Edit reports through cut and paste so people look bad. Only took 4 years to investigate.
The BBC broke accuracy and impartiality rules in a News at Six report about Jeremy Corbyn’s view on shoot-to-kill, the BBC’s governing body has said. The item, by BBC political editor Laura Kuenssberg, was shown three days after the Paris attacks in November 2015. A viewer complained that the report misrepresented the Labour leader’s position on the use of lethal force in the event of such an attack in the UK. BBC News director James Harding said he disagreed with the BBC Trust’s ruling. In the News at Six report, Kuenssberg said she had asked Mr Corbyn “if he were the resident here at Number 10 whether or not he would be happy for British officers to pull the trigger in the event of a Paris-style attack”.
He was seen to reply: “I am not happy with a shoot to kill policy in general. I think that is quite dangerous and I think can often be counter-productive.” The actual question Kuenssberg had asked during the interview was: “If you were prime minister, would you be happy to order people – police or military – to shoot to kill on Britain’s streets?” The previous question in the interview, in a section that was not used on the News At Six, he had been asked specifically about his response to a Paris-style attack if he was prime minister and whether he would “order security services onto the street to stop people being killed”. In answer to that question, Mr Corbyn had replied: “Of course you’d bring people onto the streets to prevent and ensure there is safety within our society.”
The BBC Trust said the BBC “was wrong in this case to present an answer Mr Corbyn had given to a question about ‘shoot to kill’ as though it were his answer to a question he had not in fact been asked”.

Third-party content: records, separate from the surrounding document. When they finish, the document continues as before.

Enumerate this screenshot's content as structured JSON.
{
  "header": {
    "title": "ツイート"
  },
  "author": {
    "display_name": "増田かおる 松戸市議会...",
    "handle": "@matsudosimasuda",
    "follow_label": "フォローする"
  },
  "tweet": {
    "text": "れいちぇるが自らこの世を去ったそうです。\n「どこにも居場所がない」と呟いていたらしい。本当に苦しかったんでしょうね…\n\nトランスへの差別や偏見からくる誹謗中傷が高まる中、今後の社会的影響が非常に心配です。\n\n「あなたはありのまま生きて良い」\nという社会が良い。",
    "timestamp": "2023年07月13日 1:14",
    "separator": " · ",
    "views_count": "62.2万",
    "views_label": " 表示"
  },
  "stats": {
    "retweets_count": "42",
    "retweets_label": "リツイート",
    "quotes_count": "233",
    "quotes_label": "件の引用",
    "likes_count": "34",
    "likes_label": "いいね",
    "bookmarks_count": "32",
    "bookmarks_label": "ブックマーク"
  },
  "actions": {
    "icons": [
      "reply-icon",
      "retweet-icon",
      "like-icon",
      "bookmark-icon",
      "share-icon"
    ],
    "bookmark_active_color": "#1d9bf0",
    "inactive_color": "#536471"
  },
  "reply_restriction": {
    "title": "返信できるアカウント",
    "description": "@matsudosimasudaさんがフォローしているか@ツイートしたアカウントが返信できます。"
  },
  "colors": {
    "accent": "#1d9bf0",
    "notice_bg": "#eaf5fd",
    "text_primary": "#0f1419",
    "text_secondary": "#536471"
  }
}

Please support the Automatic Earth on Paypal and Patreon so we can continue to publish.
Top of the page, left and right sidebars. Thank you.